I have hesitated for nearly 24 hours before writing this, but I am now confident enough to say that the doldrums are behind me. I got the first hint yesterday afternoon (Sunday) when a sickly, oily flat sea started to ripple to the slightest of southerly breezes. The doldrums have done this to me before: they try to seduce you into thinking they have forgotten all about you, then they turn and bite. Anyway, the wind is now in the south, where it should be, and a gentle force 3/4 which this remarkable boat is responding to with almost 6 knots to windward. This southerly wind, if it obeys the rules, will gradually shift over the next few days as I approach the equator, and it will move into the south east. These will be the proper south east trades which should waft me to Brazil.
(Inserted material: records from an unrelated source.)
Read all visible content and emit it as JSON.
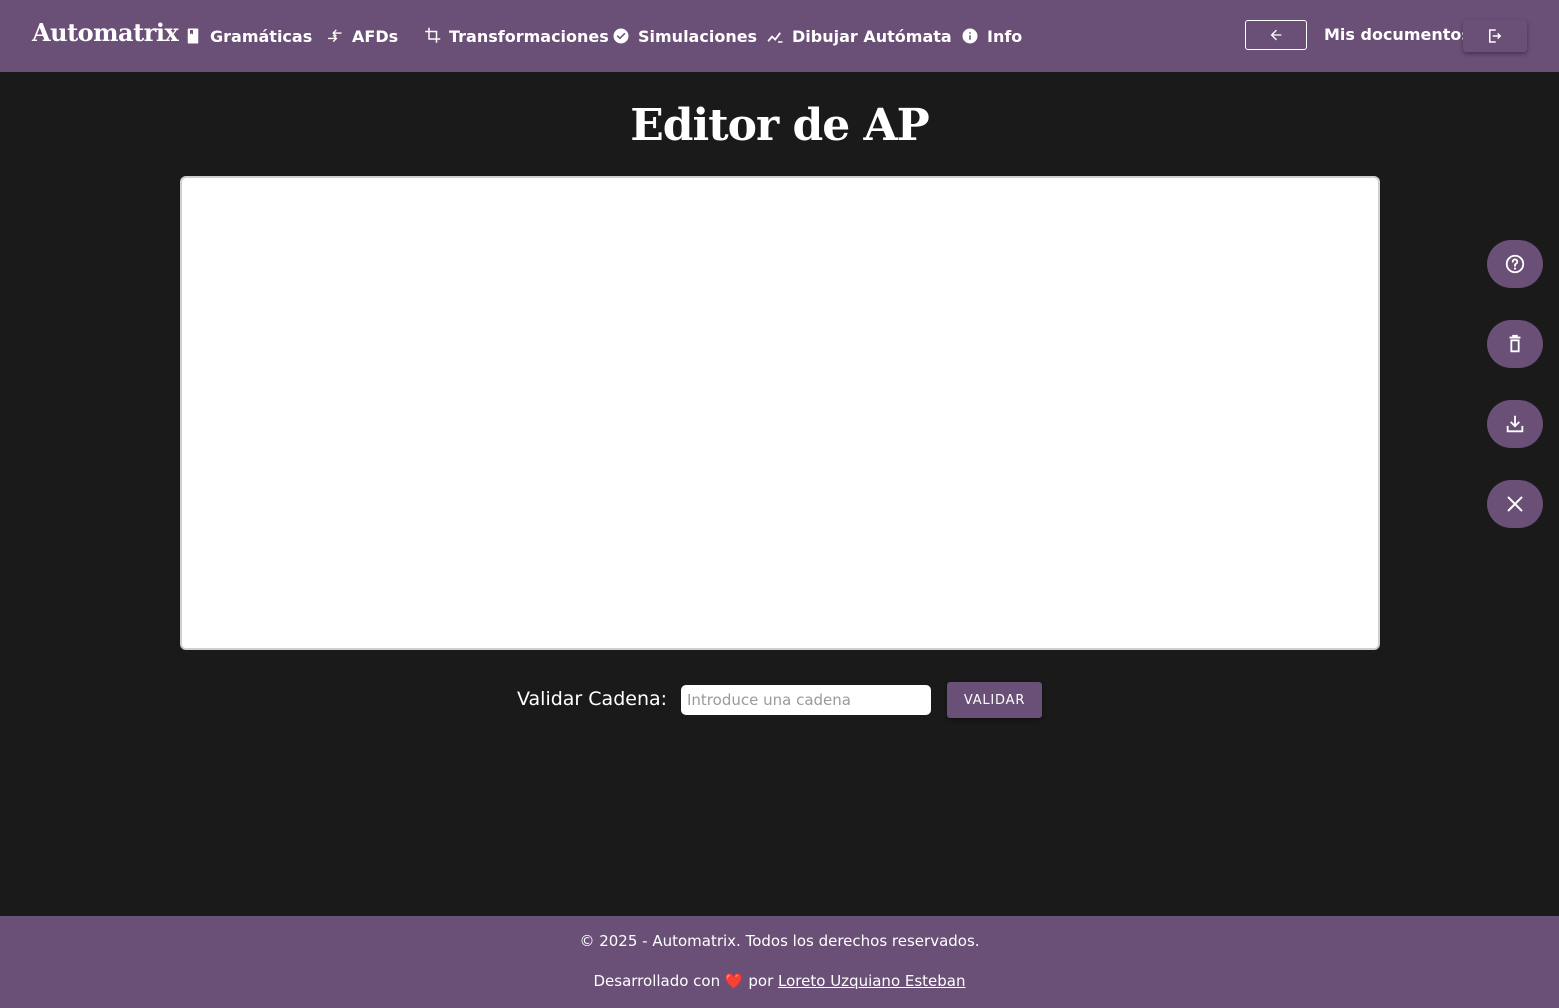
{
  "brand": "Automatrix",
  "nav": {
    "items": [
      {
        "label": "Gramáticas",
        "icon": "book-icon"
      },
      {
        "label": "AFDs",
        "icon": "arrows-icon"
      },
      {
        "label": "Transformaciones",
        "icon": "crop-icon"
      },
      {
        "label": "Simulaciones",
        "icon": "check-circle-icon"
      },
      {
        "label": "Dibujar Autómata",
        "icon": "draw-icon"
      },
      {
        "label": "Info",
        "icon": "info-icon"
      }
    ],
    "docs_label": "Mis documentos"
  },
  "page": {
    "title": "Editor de AP"
  },
  "validate": {
    "label": "Validar Cadena:",
    "placeholder": "Introduce una cadena",
    "value": "",
    "button_label": "VALIDAR"
  },
  "fabs": [
    "help-icon",
    "trash-icon",
    "download-icon",
    "close-icon"
  ],
  "footer": {
    "copyright": "© 2025 - Automatrix. Todos los derechos reservados.",
    "made_prefix": "Desarrollado con",
    "heart": "❤️",
    "made_by": "por",
    "author": "Loreto Uzquiano Esteban"
  },
  "colors": {
    "accent": "#6a4f77",
    "background": "#1a1a1a",
    "canvas": "#ffffff"
  }
}
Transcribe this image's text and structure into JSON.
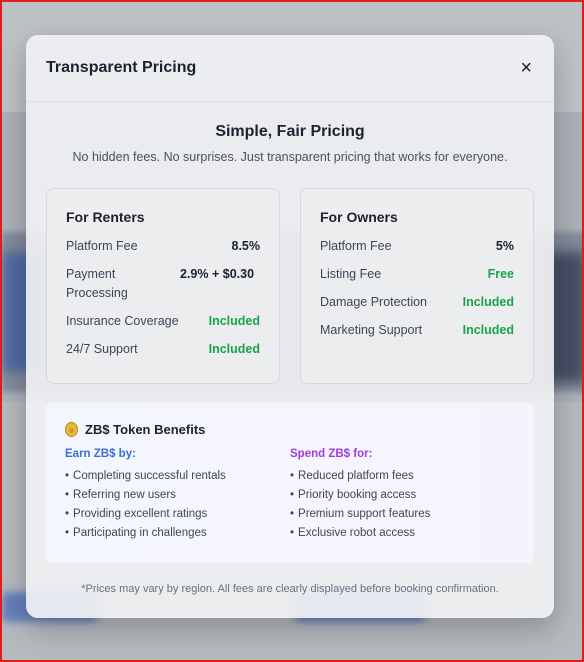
{
  "modal": {
    "title": "Transparent Pricing",
    "close_icon": "×",
    "hero_title": "Simple, Fair Pricing",
    "hero_subtitle": "No hidden fees. No surprises. Just transparent pricing that works for everyone."
  },
  "renters": {
    "title": "For Renters",
    "rows": [
      {
        "label": "Platform Fee",
        "value": "8.5%"
      },
      {
        "label": "Payment Processing",
        "value": "2.9% + $0.30"
      },
      {
        "label": "Insurance Coverage",
        "value": "Included"
      },
      {
        "label": "24/7 Support",
        "value": "Included"
      }
    ]
  },
  "owners": {
    "title": "For Owners",
    "rows": [
      {
        "label": "Platform Fee",
        "value": "5%"
      },
      {
        "label": "Listing Fee",
        "value": "Free"
      },
      {
        "label": "Damage Protection",
        "value": "Included"
      },
      {
        "label": "Marketing Support",
        "value": "Included"
      }
    ]
  },
  "token": {
    "icon": "coin-icon",
    "title": "ZB$ Token Benefits",
    "earn_heading": "Earn ZB$ by:",
    "earn_items": [
      "Completing successful rentals",
      "Referring new users",
      "Providing excellent ratings",
      "Participating in challenges"
    ],
    "spend_heading": "Spend ZB$ for:",
    "spend_items": [
      "Reduced platform fees",
      "Priority booking access",
      "Premium support features",
      "Exclusive robot access"
    ]
  },
  "footnote": "*Prices may vary by region. All fees are clearly displayed before booking confirmation.",
  "colors": {
    "included_green": "#1aa34a",
    "earn_blue": "#3b6fd6",
    "spend_purple": "#9b3fd6"
  }
}
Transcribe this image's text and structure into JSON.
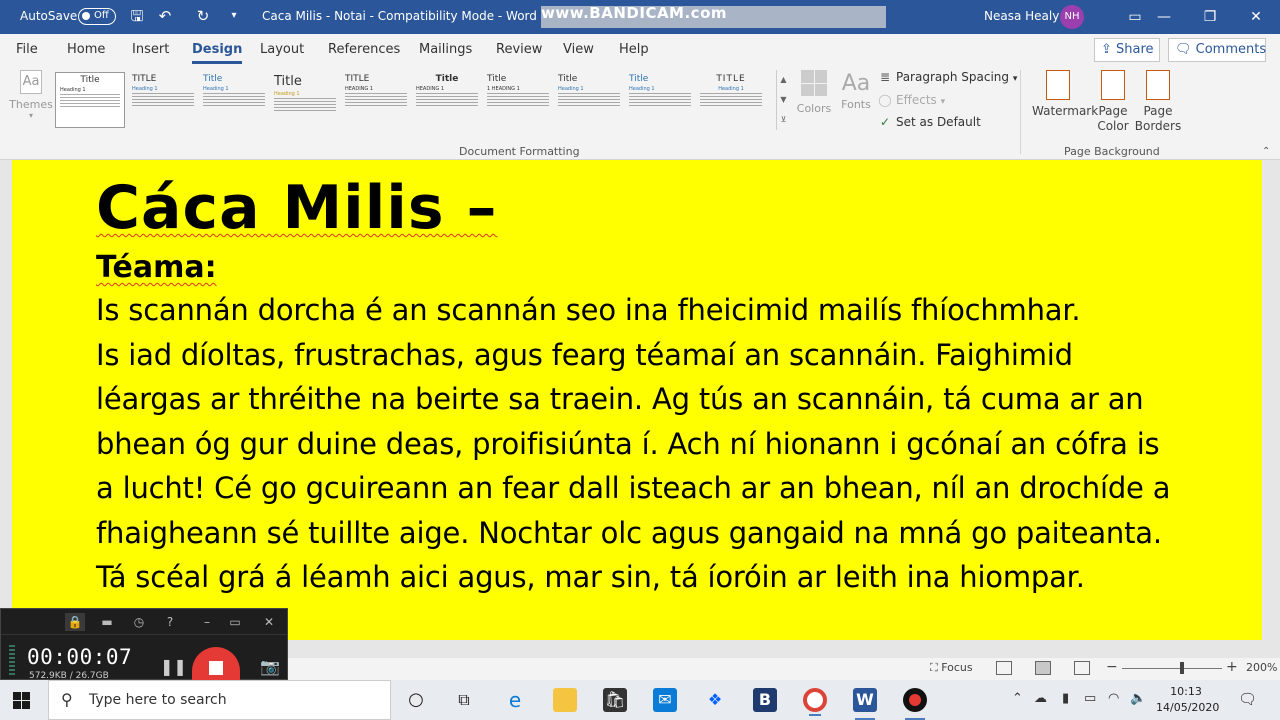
{
  "titlebar": {
    "autosave_label": "AutoSave",
    "autosave_state": "Off",
    "doc_title": "Caca Milis - Notai  -  Compatibility Mode  -  Word",
    "watermark": "www.BANDICAM.com",
    "user_name": "Neasa Healy",
    "user_initials": "NH"
  },
  "tabs": [
    "File",
    "Home",
    "Insert",
    "Design",
    "Layout",
    "References",
    "Mailings",
    "Review",
    "View",
    "Help"
  ],
  "active_tab": "Design",
  "share_label": "Share",
  "comments_label": "Comments",
  "ribbon": {
    "themes_label": "Themes",
    "styles": [
      {
        "title": "Title",
        "heading": "Heading 1"
      },
      {
        "title": "TITLE",
        "heading": "Heading 1"
      },
      {
        "title": "Title",
        "heading": "Heading 1"
      },
      {
        "title": "Title",
        "heading": "Heading 1"
      },
      {
        "title": "TITLE",
        "heading": "HEADING 1"
      },
      {
        "title": "Title",
        "heading": "HEADING 1"
      },
      {
        "title": "Title",
        "heading": "1   HEADING 1"
      },
      {
        "title": "Title",
        "heading": "Heading 1"
      },
      {
        "title": "Title",
        "heading": "Heading 1"
      },
      {
        "title": "TITLE",
        "heading": "Heading 1"
      }
    ],
    "colors_label": "Colors",
    "fonts_label": "Fonts",
    "paragraph_spacing": "Paragraph Spacing",
    "effects": "Effects",
    "set_default": "Set as Default",
    "doc_formatting_group": "Document Formatting",
    "watermark_label": "Watermark",
    "page_color_label": "Page Color",
    "page_borders_label": "Page Borders",
    "page_background_group": "Page Background"
  },
  "document": {
    "heading": "Cáca Milis –",
    "subheading": "Téama:",
    "lines": [
      "Is scannán dorcha é an scannán seo ina fheicimid mailís fhíochmhar.",
      "Is iad díoltas, frustrachas, agus fearg téamaí an scannáin.  Faighimid",
      "léargas ar thréithe na beirte sa traein.  Ag tús an scannáin, tá cuma ar an",
      "bhean óg gur duine deas, proifisiúnta í.  Ach ní hionann i gcónaí an cófra is",
      "a lucht!  Cé go gcuireann an fear dall isteach ar an bhean, níl an drochíde a",
      "fhaigheann sé tuillte aige.  Nochtar olc agus gangaid na mná go paiteanta.",
      "Tá scéal grá á léamh aici agus, mar sin, tá íoróin ar leith ina hiompar."
    ],
    "page_color": "#ffff00"
  },
  "statusbar": {
    "focus_label": "Focus",
    "zoom": "200%"
  },
  "bandicam": {
    "time": "00:00:07",
    "size": "572.9KB / 26.7GB"
  },
  "taskbar": {
    "search_placeholder": "Type here to search",
    "time": "10:13",
    "date": "14/05/2020"
  }
}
It has all come as a bit of a shock to the system. This time yesterday I was wed to the wheel, motoring under engine without instruments or autopilot which have all failed, thinking there might be days of this ahead of me. And now the ocean has come alive again, and the boat with it. The doldrums are not a nice place - don't go there. This is better and the air is fresher. Of course, life is now being lived on the slant. This is the first time we have been on the wind since leaving Falmouth and all those grabs which worked well for a downwind roll aren't quite so useful, and new tricks are having to be learned. Still, life is better for being underway so no complaints. It might be bread baking day.